Your skills section is a navigational tool that points hiring managers towards understanding your expertise and fitness for the role. Keep it precise, relevant, and geared towards demonstrating the value you bring as a GIS Developer.
As GIS maps the world, the ability to communicate across multiple languages can prove invaluable. While the GIS Developer role may prioritize English, showcasing additional language skills can set you apart.
Scan the job description for any language preferences. Our GIS Developer role states English proficiency, so ensure your command of English is clearly marked as "Native" or "Fluent."
List languages in order of relevance to the role, with English at the forefront for this particular GIS Developer position. This immediately checks off a vital requirement for potential employers.
Even if not explicitly required, additional languages can enhance your profile. They demonstrate an ability to work in diverse environments or international projects, a plus in the global reach of GIS.
Honesty in your language proficiency levels — whether it's "Native," "Fluent," "Intermediate," or "Basic" — offers a truthful picture of your capabilities and avoids potential misunderstandings.
While English suffices for most GIS Developer roles, being multilingual could be a significant asset, especially for positions with a broader, more global focus. Reflect on how your linguistic skills can further position you as an outstanding candidate.
Your language skills can broaden the scope of your professional opportunities and collaborations in GIS. Highlighting these abilities can subtly enhance your attractiveness as a candidate, providing evidence of your capability to navigate diverse and global teams.
The summary is your opportunity to encapsulate your GIS Developer identity in a concise and compelling way.

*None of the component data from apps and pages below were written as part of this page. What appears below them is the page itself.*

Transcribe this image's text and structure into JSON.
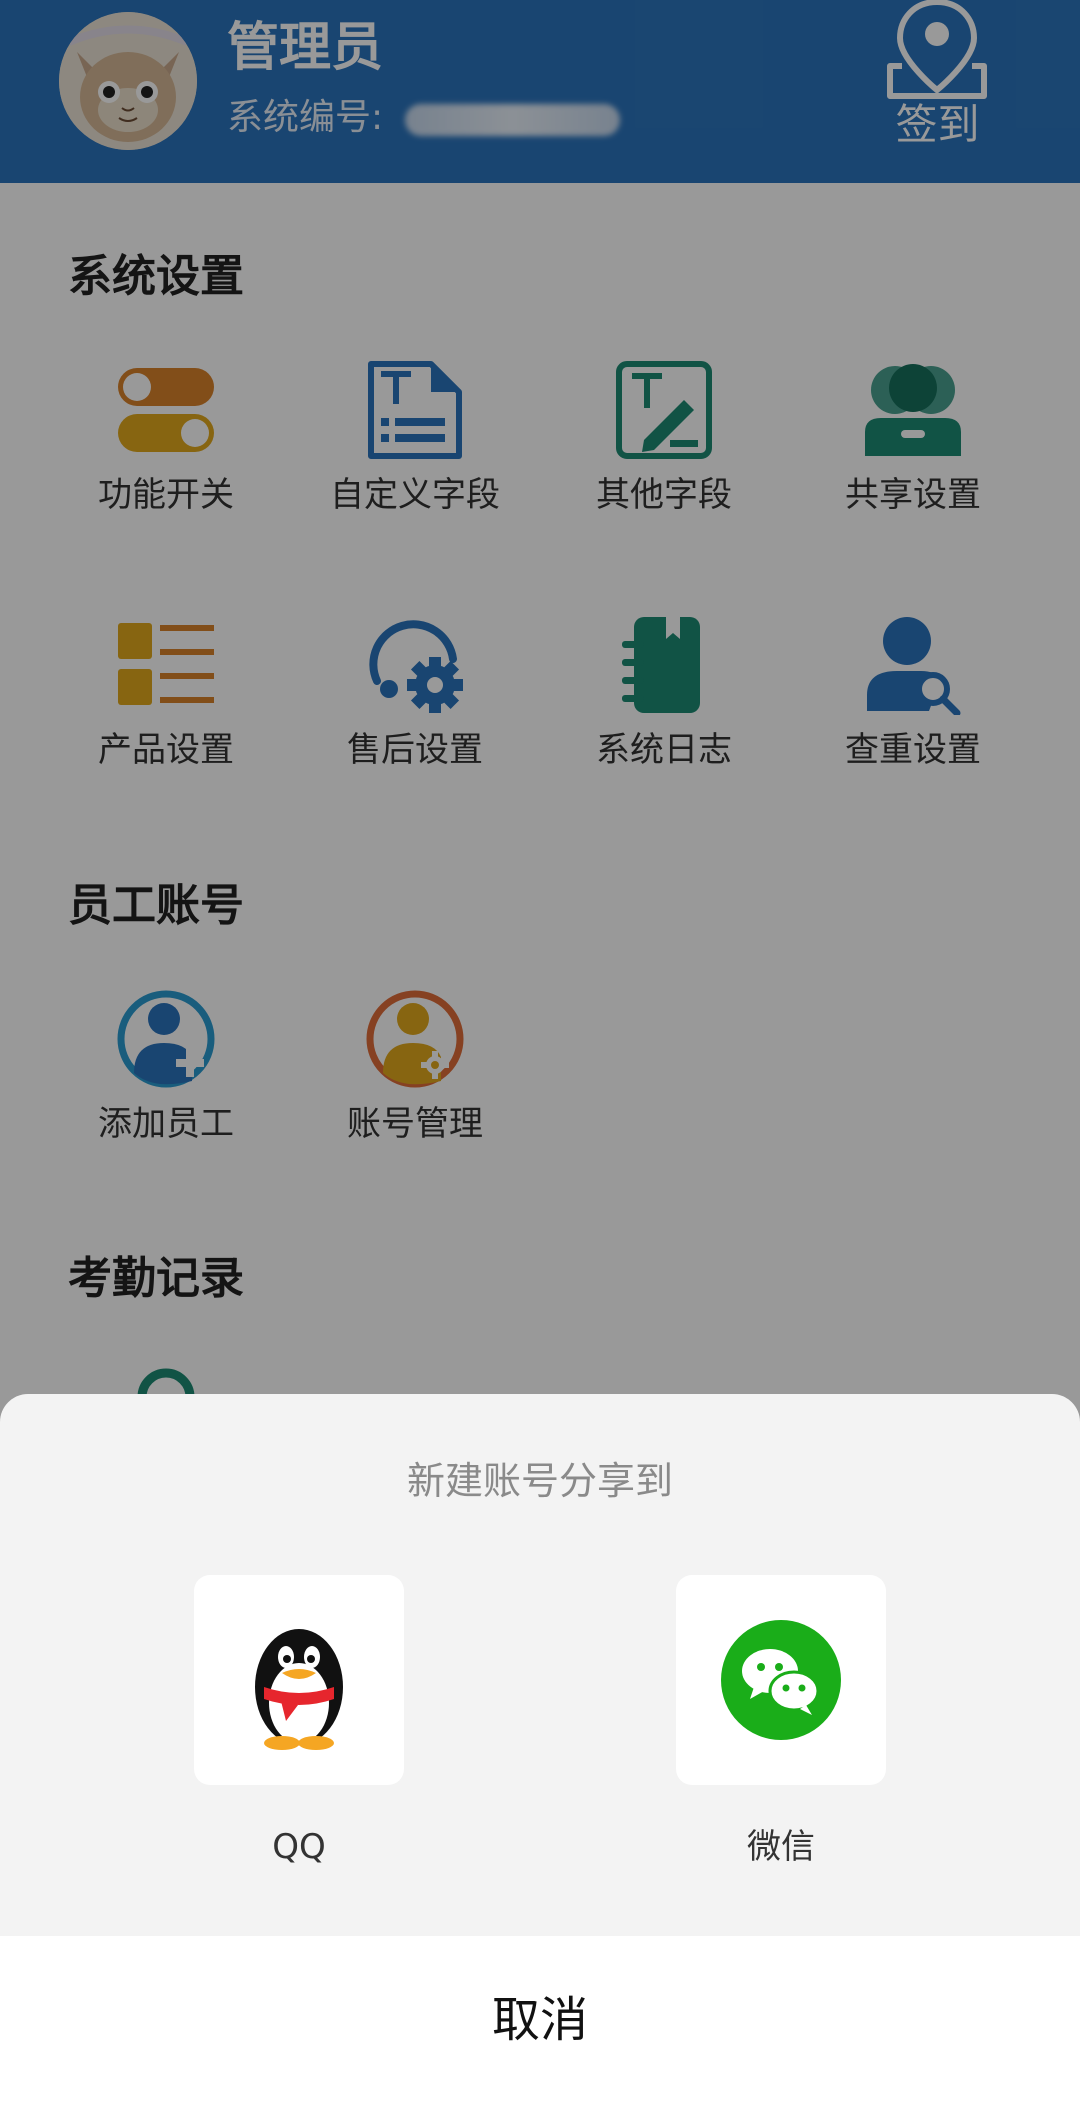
{
  "header": {
    "title": "管理员",
    "system_no_label": "系统编号:",
    "checkin_label": "签到"
  },
  "sections": {
    "system_settings": {
      "title": "系统设置",
      "items": [
        {
          "label": "功能开关",
          "icon": "toggle-switch-icon"
        },
        {
          "label": "自定义字段",
          "icon": "custom-field-doc-icon"
        },
        {
          "label": "其他字段",
          "icon": "edit-field-icon"
        },
        {
          "label": "共享设置",
          "icon": "shared-users-icon"
        },
        {
          "label": "产品设置",
          "icon": "product-list-icon"
        },
        {
          "label": "售后设置",
          "icon": "after-sales-gear-icon"
        },
        {
          "label": "系统日志",
          "icon": "log-notebook-icon"
        },
        {
          "label": "查重设置",
          "icon": "user-search-icon"
        }
      ]
    },
    "staff_accounts": {
      "title": "员工账号",
      "items": [
        {
          "label": "添加员工",
          "icon": "add-user-icon"
        },
        {
          "label": "账号管理",
          "icon": "account-manage-icon"
        }
      ]
    },
    "attendance": {
      "title": "考勤记录"
    }
  },
  "share_sheet": {
    "title": "新建账号分享到",
    "options": [
      {
        "label": "QQ",
        "icon": "qq-penguin-icon"
      },
      {
        "label": "微信",
        "icon": "wechat-icon"
      }
    ],
    "cancel_label": "取消"
  },
  "colors": {
    "header_bg": "#2b74bd",
    "orange": "#d9822b",
    "yellow": "#e2a91d",
    "blue": "#2b74bd",
    "teal": "#1d8a73",
    "wechat_green": "#1aad19"
  }
}
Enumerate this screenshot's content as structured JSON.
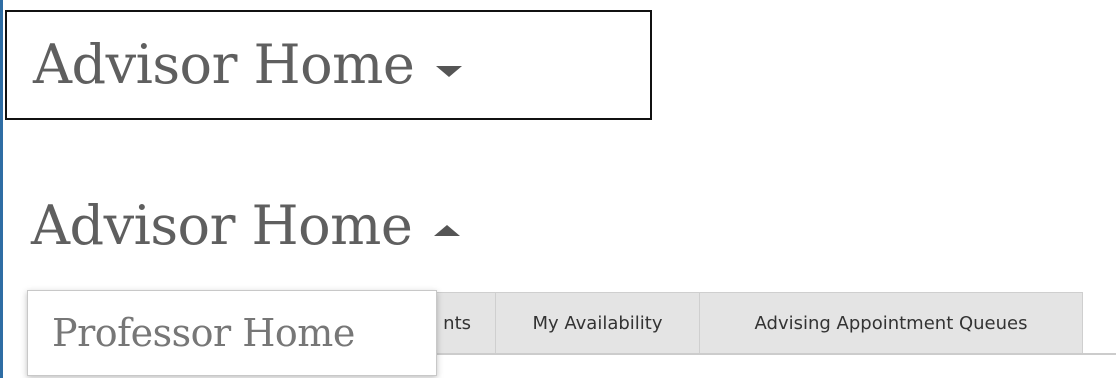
{
  "header_collapsed": {
    "title": "Advisor Home",
    "caret_icon": "caret-down-icon"
  },
  "header_expanded": {
    "title": "Advisor Home",
    "caret_icon": "caret-up-icon"
  },
  "dropdown": {
    "items": [
      {
        "label": "Professor Home"
      }
    ]
  },
  "tabs": [
    {
      "label": "nts"
    },
    {
      "label": "My Availability"
    },
    {
      "label": "Advising Appointment Queues"
    }
  ],
  "colors": {
    "accent_rule": "#2e6da4",
    "heading_text": "#5f5f5f",
    "tab_background": "#e4e4e4"
  }
}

This section draws the map that guides the reader through the rest of your CV. Let's plot the points that make your summary a powerful opening statement.
Immerse yourself in the job description to grasp the core attributes and skills the role demands. This insight will help you frame a summary that resonates with the very essence of being a GIS Developer.
Begin with a clear statement about who you are professionally, referencing your years of experience and areas of specialization. For example, "GIS Developer with over 4 years of hands-on experience..." sets a solid foundation.
Directly address key requirements from the job listing, weaving in your corresponding skills and achievements. Mentioning proficiency in "ArcGIS" and "Python," along with tangible accomplishments, aligns perfectly with the expectations.
The summary should be succinct, packing a punch in just a few lines. It's like creating a map legend – it doesn't tell the whole story, but it gives essential insights that guide the understanding of the whole.
Your CV summary is the compass rose on your professional map, providing direction and clarity from the outset. A well-crafted summary sets the tone for what follows, positioning you as the GIS Developer candidate who not only meets but exceeds expectations.
As we conclude this guide, you're armed with the tools and strategies to craft a CV that's not just ATS-compliant, but one that vividly showcases your expertise and qualifications as a GIS Developer. Remember, your CV is more than a document; it's a narrative of your professional journey. With Wozber's free CV builder at your service, including ATS-friendly CV templates and an ATS CV scanner, you're well on your way to creating a CV that leads you to the career you've mapped out for yourself.
The world of GIS awaits your expertise. It's time to plot your course and embark on an exciting new professional adventure.